“After failed attempts at raising the income of Black families, African Americans still battle large, wealth, education, health and other gaps in this country,” Shackleford said. “For these reasons and more, we feel it’s time not only to have the conversation but to take action.”

Shackleford said the IBLC is being intentional in choosing bills that tackle racial disparities in Indiana.

Child care

Shackleford is introducing House Bill 1067, which would require the Division for Family and Social Services to continue waiving childcare copays for eligible families and reimburse eligible providers using COVID-19 relied funds until the federal pandemic emergency ends.

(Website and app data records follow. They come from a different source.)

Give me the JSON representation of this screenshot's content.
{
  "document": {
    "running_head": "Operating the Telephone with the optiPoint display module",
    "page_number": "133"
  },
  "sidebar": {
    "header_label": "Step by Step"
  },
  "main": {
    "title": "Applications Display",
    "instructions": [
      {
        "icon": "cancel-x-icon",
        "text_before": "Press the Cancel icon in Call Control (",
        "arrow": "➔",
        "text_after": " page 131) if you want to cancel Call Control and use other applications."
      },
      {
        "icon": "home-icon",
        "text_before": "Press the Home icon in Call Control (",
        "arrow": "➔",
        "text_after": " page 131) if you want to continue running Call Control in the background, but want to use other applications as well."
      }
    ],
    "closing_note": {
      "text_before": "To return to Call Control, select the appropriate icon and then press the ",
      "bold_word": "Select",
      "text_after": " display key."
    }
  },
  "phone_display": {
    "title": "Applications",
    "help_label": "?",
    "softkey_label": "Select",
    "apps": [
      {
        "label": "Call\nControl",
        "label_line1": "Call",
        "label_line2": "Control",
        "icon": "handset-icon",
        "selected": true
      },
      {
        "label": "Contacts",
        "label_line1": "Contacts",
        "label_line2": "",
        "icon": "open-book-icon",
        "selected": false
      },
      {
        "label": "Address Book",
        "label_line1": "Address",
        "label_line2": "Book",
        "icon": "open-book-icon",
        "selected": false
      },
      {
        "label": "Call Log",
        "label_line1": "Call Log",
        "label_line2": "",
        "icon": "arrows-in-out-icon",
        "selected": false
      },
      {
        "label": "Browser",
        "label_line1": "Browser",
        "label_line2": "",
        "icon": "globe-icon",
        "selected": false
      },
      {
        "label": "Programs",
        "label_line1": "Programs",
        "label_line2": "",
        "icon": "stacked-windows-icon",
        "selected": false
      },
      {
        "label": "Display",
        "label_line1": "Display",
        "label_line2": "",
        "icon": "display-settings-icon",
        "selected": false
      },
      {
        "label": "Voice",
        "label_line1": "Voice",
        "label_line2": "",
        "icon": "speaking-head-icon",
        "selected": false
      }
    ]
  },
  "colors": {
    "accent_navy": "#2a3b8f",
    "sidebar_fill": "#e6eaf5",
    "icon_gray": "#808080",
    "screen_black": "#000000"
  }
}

It would also request a study on childcare issues.

Sen. Greg Taylor, D-Indianapolis, authored a bill to create a refundable child and dependent care tax credit for Hoosiers whose income is not more than 250% of the federal poverty level.

Education

As part of its priorities, the group is aiming to make education more accessible and affordable.

House Bill 1016, authored by Rep. John Bartlett, D-Indianapolis, aims to create a parent education assistance pilot program, which would help give Hoosier parents access to education through a grant.

Rep. Earl Harris, D-East Chicago, authored House Bill 1044, which would address university tuition, including freezing tuition for each student’s freshman year.

In Senate Bill 151, Sen. Jean Breaux, D-Indianapolis, seeks to establish a scholarship and fund for minority students in healthcare careers.

Anti-discrimination

Rep. Vanessa Summers, D-Indianapolis , authored bill House Bill 1177, which would prohibit race-based discrimination based on hair traits historically associated with race, such as hair texture and protective hairstyles.

Rep. Ragen Hatcher, D-Gary, has filed a bill that would get rid of the requirement for pre-trial bail for people arrested for nonviolent crimes or misdemeanors.

Rep. Renee Pack, D-Indianapolis, authored a bill that would require boards of directors to increase the diversity within their membership.

In response to recent reports of housing discrimination in Indiana, Rep Cherrish Pryor, D-Indianapolis, authored a bill that would establish a fair housing practices fund to provide down payment assistance and grants. The bill would also require cultural competency and implicit bias training for appraisers.

Conventions and entertainment

A Senate bill by Sen. Eddie Melton, D-Gary, would create a Lake County convention and entertainment district fund that would be administered by the Northwest Indiana Regional Development Authority.

Rep. Vernon Smith, D-Gary , authored Senate Bill 1267, which would create a food and beverage tax in the town of Merrillville to be used to build a convention center.

Business

Rep. Carolyn Jackson, D-Hammond, authored a House bill that would put federal stimulus funds towards providing contracting opportunities for women-owned and minority-owned businesses.

A House bill that would exempt business personal property from property assessment and taxation was filed by Rep. Greg Porter, D-Indianapolis.

Sen. Lonnie Randolph, D-East Chicago , authored Senate Bill 26, which would prevent employers from using consumer reports for employment purposes, with certain exceptions.

Taylor Wooten is a reporter for TheStatehouseFile.com, a news website powered by Franklin College journalism students.